I know some people are surely upset over the lack of overt Castle/Beckett interaction once again. Were there some places where I would have liked to see more between them? Yes (especially in her apartment at the end. Is it really that hard to show him holding her on the couch? Or at least them sitting near each other?). However, I found myself more understanding than I have been lately about the way their relationship was played in this episode. For the first time, they dealt with the Johanna Beckett case in the precinct as a team. Usually, Beckett would shut Castle out of this part of her life or only grudgingly accept his help. But this time, he walked right in without invitation, just like he did in her apartment during the episode—a small but significant way to show how far they’ve come.
And it’s not like “Recoil” was a total letdown in terms of Castle/Beckett moments. I’ll admit; I got emotional when Castle called Beckett “remarkable.” It was such a great way to call back to his last confession of love in “Always.” She’s extraordinary; she’s remarkable. He’s been in awe of her from the day they met, and in an episode where she was doubting who she was at her core, it was nice to have that reminder from Castle; who she is at her core is remarkable. And he’ll always be there to remind her of that.

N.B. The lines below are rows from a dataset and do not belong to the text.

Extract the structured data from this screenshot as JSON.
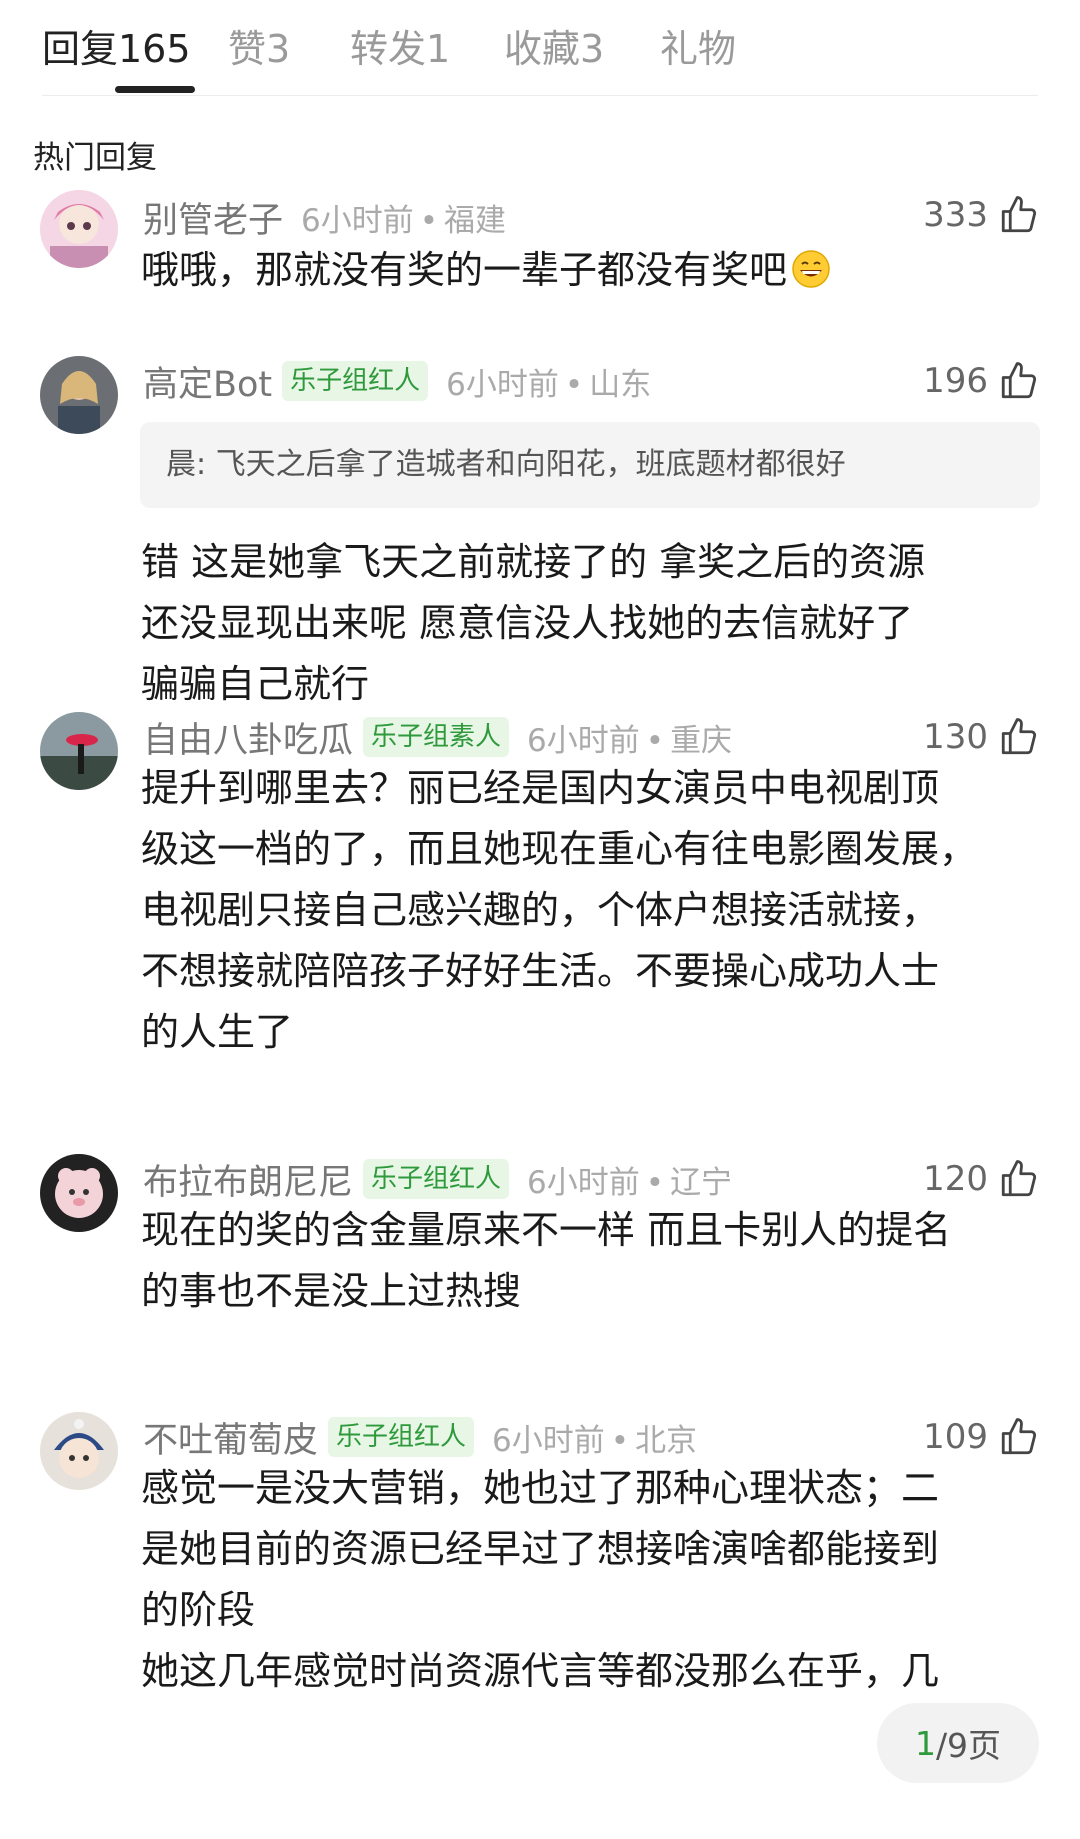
{
  "tabs": [
    {
      "label": "回复165"
    },
    {
      "label": "赞3"
    },
    {
      "label": "转发1"
    },
    {
      "label": "收藏3"
    },
    {
      "label": "礼物"
    }
  ],
  "section_title": "热门回复",
  "comments": [
    {
      "username": "别管老子",
      "badge": "",
      "time": "6小时前",
      "location": "福建",
      "likes": "333",
      "quote": "",
      "text": "哦哦，那就没有奖的一辈子都没有奖吧",
      "emoji": "grinning-emoji"
    },
    {
      "username": "高定Bot",
      "badge": "乐子组红人",
      "time": "6小时前",
      "location": "山东",
      "likes": "196",
      "quote": "晨: 飞天之后拿了造城者和向阳花，班底题材都很好",
      "text": "错 这是她拿飞天之前就接了的 拿奖之后的资源\n还没显现出来呢 愿意信没人找她的去信就好了\n骗骗自己就行"
    },
    {
      "username": "自由八卦吃瓜",
      "badge": "乐子组素人",
      "time": "6小时前",
      "location": "重庆",
      "likes": "130",
      "quote": "",
      "text": "提升到哪里去？丽已经是国内女演员中电视剧顶\n级这一档的了，而且她现在重心有往电影圈发展，\n电视剧只接自己感兴趣的，个体户想接活就接，\n不想接就陪陪孩子好好生活。不要操心成功人士\n的人生了"
    },
    {
      "username": "布拉布朗尼尼",
      "badge": "乐子组红人",
      "time": "6小时前",
      "location": "辽宁",
      "likes": "120",
      "quote": "",
      "text": "现在的奖的含金量原来不一样 而且卡别人的提名\n的事也不是没上过热搜"
    },
    {
      "username": "不吐葡萄皮",
      "badge": "乐子组红人",
      "time": "6小时前",
      "location": "北京",
      "likes": "109",
      "quote": "",
      "text": "感觉一是没大营销，她也过了那种心理状态；二\n是她目前的资源已经早过了想接啥演啥都能接到\n的阶段\n她这几年感觉时尚资源代言等都没那么在乎，几"
    }
  ],
  "pager": {
    "current": "1",
    "total": "/9页"
  },
  "colors": {
    "badge_text": "#2e9a3c",
    "badge_bg": "#e8f6e6",
    "meta": "#aaaaaa"
  }
}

Another thing Castle will always be there to do is protect her. The scene between Castle and Bracken was filled with such pitch-perfect tension that it might be one of my favorite scenes this season—and certainly a high point for Nathan Fillion. He made it clear that he is not Beckett; his answer to the central moral question of the episode isn’t so righteous. Castle isn’t driven by justice; he’s driven by love. And love is a far more volatile motivating factor. I truly believe that Castle would have watched Bracken die. He watched Beckett die because of Bracken, and he’s not one to let that go and act in the name of the greater good. The greatest good for him is Kate Beckett, and I never doubted once that he would have watched Bracken die in order for Beckett to finally be safe and at peace.
That scene allowed Fillion to play with a level of moral complexity I haven’t seen since his days as Malcolm Reynolds on Firefly. His facial expressions in that scene were perfect. He looked almost cavalier, unafraid to show Bracken that this would have been an easy decision for him. It’s not an empty threat, and it’s not overblown intimidation. It’s a fact. Never have the words of Vulcan Simmons in Season 3’s “Knockdown” seemed more truthful: “He’s sweet on you—makes him brave.”
All in all, this was a great return to form after a rocky string of post-hiatus episodes for Castle. Stana Katic was brilliant as she always is in these dramatic episodes, giving Beckett both the vulnerability and steely strength needed to make this episode work. With her great performance leading the way, this became an episode worthy of joining the ranks of other great “Johanna Beckett episodes”—from “Sucker Punch” to “After the Storm.”